Said a competent security source: “These neighbouring nations are providing safe havens for the insurgents. After hitting at Nigerian targets, bombing crowded places, markets and schools, they run and take cover in these countries, re-kit and transport their arsenals back and forth along these porous frontiers. Nigeria does not have the resources and personnel to effectively patrol these long borders. We even lacked the surveillance technology and gadgets to check or monitor movements of people and goods along these borders.”
There are no operational, bilateral security co-operation with our neighbours. The need for Nigerian security agencies to seek strategic working relationships with their counterparts in ECOWAS sub-region cannot be over-emphasised.
Considering the challenges of insecurity posed by Boko Haram terrorism, some of the Impoverished Explosive Devices (IEDs) were manufactured in these neighbouring countries, many of them already having terror cells and receptive to terrorism operatives.
There are now established links between Boko Haram in Nigeria which is fast becoming the hub of terrorism in the Sub-West African region, and Al-Qaeda in the Islamic Maghreb (AQIM) and the Al-Shabab in Somalia and Arabian Peninsula. The cooperation between these terror groups include training, logistics, sharing of intelligence and operational modes.
Mr. Chigozie Ubani, a security expert in a television interview, acknowledged that although the Federal Government is doing a lot to tackle menace of Boko Haram insurgency, more can be done in terms of funding. “For example, in the United States after the 9/11 attack, the focus was on Osama bin Laden. They went for him and tracked him down.

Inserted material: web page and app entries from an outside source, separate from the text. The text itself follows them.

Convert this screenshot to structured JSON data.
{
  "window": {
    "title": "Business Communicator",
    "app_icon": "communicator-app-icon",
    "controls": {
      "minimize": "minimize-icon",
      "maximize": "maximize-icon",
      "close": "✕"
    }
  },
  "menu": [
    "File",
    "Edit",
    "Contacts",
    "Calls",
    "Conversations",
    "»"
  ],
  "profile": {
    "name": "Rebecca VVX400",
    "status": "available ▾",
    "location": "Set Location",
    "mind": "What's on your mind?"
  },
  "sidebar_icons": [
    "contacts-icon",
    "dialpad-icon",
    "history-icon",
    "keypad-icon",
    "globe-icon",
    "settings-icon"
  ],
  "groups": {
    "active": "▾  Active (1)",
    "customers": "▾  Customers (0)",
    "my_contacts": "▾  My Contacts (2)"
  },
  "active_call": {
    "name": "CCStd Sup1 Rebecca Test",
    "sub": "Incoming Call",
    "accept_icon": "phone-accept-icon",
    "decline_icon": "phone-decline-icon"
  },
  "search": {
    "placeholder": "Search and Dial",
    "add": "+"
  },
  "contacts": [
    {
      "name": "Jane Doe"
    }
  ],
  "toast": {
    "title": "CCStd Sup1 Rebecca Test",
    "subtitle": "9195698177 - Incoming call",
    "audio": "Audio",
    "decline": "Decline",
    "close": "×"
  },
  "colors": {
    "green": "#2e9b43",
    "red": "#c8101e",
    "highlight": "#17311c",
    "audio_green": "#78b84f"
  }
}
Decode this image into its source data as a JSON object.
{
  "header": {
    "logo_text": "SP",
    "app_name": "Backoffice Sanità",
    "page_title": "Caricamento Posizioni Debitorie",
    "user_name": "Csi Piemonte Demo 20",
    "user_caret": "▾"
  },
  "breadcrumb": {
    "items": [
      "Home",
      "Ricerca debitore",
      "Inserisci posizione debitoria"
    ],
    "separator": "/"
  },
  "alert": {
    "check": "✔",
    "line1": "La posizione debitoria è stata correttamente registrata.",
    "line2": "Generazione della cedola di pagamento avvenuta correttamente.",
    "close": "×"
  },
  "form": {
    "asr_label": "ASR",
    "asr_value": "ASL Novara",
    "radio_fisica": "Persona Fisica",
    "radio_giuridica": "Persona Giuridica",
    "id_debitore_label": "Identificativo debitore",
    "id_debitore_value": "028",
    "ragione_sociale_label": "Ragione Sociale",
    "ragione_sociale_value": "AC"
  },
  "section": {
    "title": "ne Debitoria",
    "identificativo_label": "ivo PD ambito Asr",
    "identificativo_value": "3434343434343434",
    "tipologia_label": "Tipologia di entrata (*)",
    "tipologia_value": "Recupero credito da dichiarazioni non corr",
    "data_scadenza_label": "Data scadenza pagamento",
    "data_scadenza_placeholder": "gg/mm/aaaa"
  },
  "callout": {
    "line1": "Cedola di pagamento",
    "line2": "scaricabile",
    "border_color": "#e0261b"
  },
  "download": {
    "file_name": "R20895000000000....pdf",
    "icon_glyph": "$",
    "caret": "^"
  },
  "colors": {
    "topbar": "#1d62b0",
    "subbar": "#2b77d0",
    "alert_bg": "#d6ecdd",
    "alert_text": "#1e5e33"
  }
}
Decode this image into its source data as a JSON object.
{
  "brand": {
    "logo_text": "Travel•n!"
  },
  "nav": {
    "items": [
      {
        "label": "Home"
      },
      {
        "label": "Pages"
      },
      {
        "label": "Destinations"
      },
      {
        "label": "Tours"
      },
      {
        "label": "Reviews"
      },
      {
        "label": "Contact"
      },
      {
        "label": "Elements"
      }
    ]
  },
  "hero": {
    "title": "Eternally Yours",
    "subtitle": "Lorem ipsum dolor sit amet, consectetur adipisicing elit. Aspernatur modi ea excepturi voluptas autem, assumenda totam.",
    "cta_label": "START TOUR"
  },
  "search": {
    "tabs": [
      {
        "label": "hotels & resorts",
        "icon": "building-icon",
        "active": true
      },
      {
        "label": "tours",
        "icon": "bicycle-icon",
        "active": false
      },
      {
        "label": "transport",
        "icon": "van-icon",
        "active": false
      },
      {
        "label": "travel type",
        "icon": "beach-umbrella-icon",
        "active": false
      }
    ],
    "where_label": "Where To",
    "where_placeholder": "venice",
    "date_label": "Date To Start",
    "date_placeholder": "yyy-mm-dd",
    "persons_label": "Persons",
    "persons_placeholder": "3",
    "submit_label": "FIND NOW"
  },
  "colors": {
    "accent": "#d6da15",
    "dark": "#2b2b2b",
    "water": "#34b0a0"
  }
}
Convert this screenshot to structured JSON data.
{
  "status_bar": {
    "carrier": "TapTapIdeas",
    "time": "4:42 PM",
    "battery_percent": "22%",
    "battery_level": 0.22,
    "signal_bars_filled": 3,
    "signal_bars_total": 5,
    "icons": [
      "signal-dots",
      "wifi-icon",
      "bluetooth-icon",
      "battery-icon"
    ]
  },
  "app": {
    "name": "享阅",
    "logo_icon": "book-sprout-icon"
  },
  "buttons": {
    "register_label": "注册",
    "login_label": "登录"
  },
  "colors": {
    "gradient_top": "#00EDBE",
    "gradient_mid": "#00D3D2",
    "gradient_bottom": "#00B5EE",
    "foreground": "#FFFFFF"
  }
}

Osama was worth over 300 million USD.”
He called for increased funding to motivate security operatives. “Government can match the funds the insurgents are getting. Again it is important to stifle the sources of funds for the insurgents. Sources of funds for Boko Haram must be traced. Some people and businesses are funding the sect. They are either buying favour for security purpose, some are buying safety by funding criminality.”
Ubani went on: “We need to barricade or fence our borders. Money can be borrowed for this to enhance border security. Wires can be installed and create buffer zones. Our borders should be mapped. If one considers the views of the Lamido of Adamawa that part of his kingdom stretched to Cameroon and can always move away in times of crisis, then it’s obvious that certain interests will resist the fencing of our border.”